  • Economic growth: Society’s well-being would be maximized and poverty eradicated through the optimal and efficient use of natural resources. Particularly, the overriding priority should be given to the basic needs of the world’s poor people.
  • Social equity: This component refers to the relationship between nature and human beings, uplifting the welfare of people, improving access to basic health and education services, fulfilling minimum standards of security and respect for human rights, too.
  • Environmental protection: It is concerned with the conservation and enhancement of the physical and biological resource base and eco-systems. (Chai, 2009)”

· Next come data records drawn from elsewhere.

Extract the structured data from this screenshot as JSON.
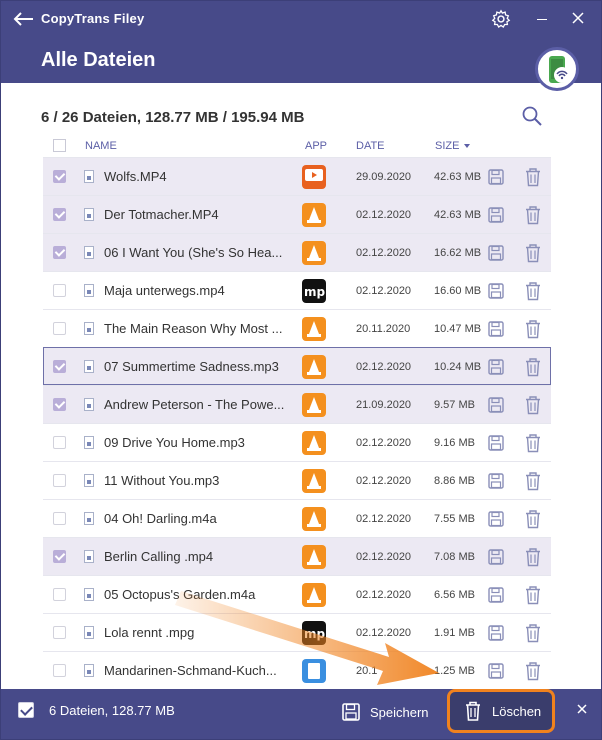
{
  "app": {
    "title": "CopyTrans Filey"
  },
  "header": {
    "title": "Alle Dateien"
  },
  "summary": "6 / 26 Dateien, 128.77 MB / 195.94 MB",
  "columns": {
    "name": "NAME",
    "app": "APP",
    "date": "DATE",
    "size": "SIZE"
  },
  "files": [
    {
      "name": "Wolfs.MP4",
      "app": "player-icon",
      "date": "29.09.2020",
      "size": "42.63 MB",
      "selected": true
    },
    {
      "name": "Der Totmacher.MP4",
      "app": "vlc-icon",
      "date": "02.12.2020",
      "size": "42.63 MB",
      "selected": true
    },
    {
      "name": "06 I Want You (She's So Hea...",
      "app": "vlc-icon",
      "date": "02.12.2020",
      "size": "16.62 MB",
      "selected": true
    },
    {
      "name": "Maja unterwegs.mp4",
      "app": "mp-icon",
      "date": "02.12.2020",
      "size": "16.60 MB",
      "selected": false
    },
    {
      "name": "The Main Reason Why Most ...",
      "app": "vlc-icon",
      "date": "20.11.2020",
      "size": "10.47 MB",
      "selected": false
    },
    {
      "name": "07 Summertime Sadness.mp3",
      "app": "vlc-icon",
      "date": "02.12.2020",
      "size": "10.24 MB",
      "selected": true
    },
    {
      "name": "Andrew Peterson - The Powe...",
      "app": "vlc-icon",
      "date": "21.09.2020",
      "size": "9.57 MB",
      "selected": true
    },
    {
      "name": "09 Drive You Home.mp3",
      "app": "vlc-icon",
      "date": "02.12.2020",
      "size": "9.16 MB",
      "selected": false
    },
    {
      "name": "11 Without You.mp3",
      "app": "vlc-icon",
      "date": "02.12.2020",
      "size": "8.86 MB",
      "selected": false
    },
    {
      "name": "04 Oh! Darling.m4a",
      "app": "vlc-icon",
      "date": "02.12.2020",
      "size": "7.55 MB",
      "selected": false
    },
    {
      "name": "Berlin Calling .mp4",
      "app": "vlc-icon",
      "date": "02.12.2020",
      "size": "7.08 MB",
      "selected": true
    },
    {
      "name": "05 Octopus's Garden.m4a",
      "app": "vlc-icon",
      "date": "02.12.2020",
      "size": "6.56 MB",
      "selected": false
    },
    {
      "name": "Lola rennt .mpg",
      "app": "mp-icon",
      "date": "02.12.2020",
      "size": "1.91 MB",
      "selected": false
    },
    {
      "name": "Mandarinen-Schmand-Kuch...",
      "app": "doc-icon",
      "date": "20.1",
      "size": "1.25 MB",
      "selected": false
    }
  ],
  "footer": {
    "status": "6 Dateien, 128.77 MB",
    "save_label": "Speichern",
    "delete_label": "Löschen"
  },
  "colors": {
    "primary": "#474a89",
    "selected_row": "#ece9f3",
    "highlight": "#f0821e"
  }
}
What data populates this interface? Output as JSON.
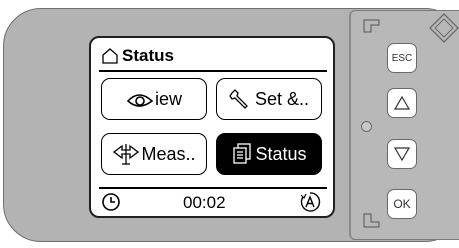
{
  "header": {
    "title": "Status",
    "icon": "home-icon"
  },
  "tiles": [
    {
      "label": "iew",
      "icon": "eye-icon",
      "active": false
    },
    {
      "label": "Set &..",
      "icon": "wrench-icon",
      "active": false
    },
    {
      "label": "Meas..",
      "icon": "measure-icon",
      "active": false
    },
    {
      "label": "Status",
      "icon": "status-icon",
      "active": true
    }
  ],
  "footer": {
    "time": "00:02",
    "left_icon": "clock-icon",
    "right_icon": "auto-mode-icon"
  },
  "buttons": {
    "esc_label": "ESC",
    "up_icon": "up-triangle-icon",
    "down_icon": "down-triangle-icon",
    "ok_label": "OK"
  },
  "colors": {
    "housing": "#b3b3b3",
    "screen_bg": "#ffffff",
    "active_tile": "#000000"
  }
}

The addition of new perspectives are prescribed based on the context for performance management. Sustainable development goals justify the addition of new perspectives.
3. Cascading Measurements
The balanced scorecard is used in very large organizations to cascade measurements. “To successfully implement any strategy, it must be understood and acted upon at every level of the firm…. (Niven, 2008) Yet, ”this can be a dangerous method when “cascading of measures down from an organizational measure resulting in hundreds of meaningless measures. (Parmenter, 2012)” The problem with cascading measurements is complexity. Government organizational units can become overburdened with measurements. This can extend to complicated “personal scorecards” for public servants that loses relevance with government missions.
Balanced scorecard measurements should be organizationally aligned in government. These measurements should be relevant while not overburdening organizational units.
4. Cause and Effect
The balanced scorecard technique leverages “strategy maps” and other techniques to illustrate the cause and effect connections among perspectives. This approach is thought to enable better resource allocation and align outputs with outcomes. “There is a danger in prescribing a specific business logic such as the causal relationship between the four perspectives …without much reflection on their unique circumstances. (Marr, 2008)”  “Developing tight cause-and-effect linkages is a challenge for any organization. Going through the mental gymnastics required to build a seamless integration of objectives is hard and draining work. The degree of difficulty is compounded in the nonprofit and public sectors by the myriad influences. (Niven, 2008)”
Cause and effect concepts are useful in government balanced scorecard to test linkages between outputs and outcomes.

What are the balanced scorecard good practices in government?

  1. The public sector is different, requiring changes in perspective and structure
  2. Not all good practices from the private sector are appropriate
  3. Context determines approach based on government size, tiers, level of development
  4. Overly complex systems defeats the purpose of the balanced scorecard to focus on what’s important


Chai, N. Sustainability Performance Evaluation System in Government, A Balanced Scorecard Approach Towards Sustainable Development. Springer, 2009.
Jones, S. Impact and Excellence, Data-Driven Strategies for Aligning Mission, Culture, and Performance in Noprofit and Government Organizations. Jossey-Bass, 2014.
Kaplan, R. The Balanced Scorecard for Public-Sector Organizations. Harvard Business Review, 1999.
Marr, B. Managing and Delivering Performance, How government, public sector and not-for-profit organizations can measure and manage what really matters. Butterworth-Heinemann, 2008.
Niven, P. Balanced Scorecard Step-by-Step for Government Nonprofit Agencies. Wiley,  Second Edition, 2008.
Nurcahyo, R; Wibowo, A; Putra, R. Key Performance Indicators Development for Government Agency. International Journal of Technology, September 2015.
Parmenter, D. Key Performance Indicators for Government and Non Profit Agencies.  Wiley, 2012.
Whittaker, J. Strategy and Performance Management in the Government. Pilot Software, November 2003.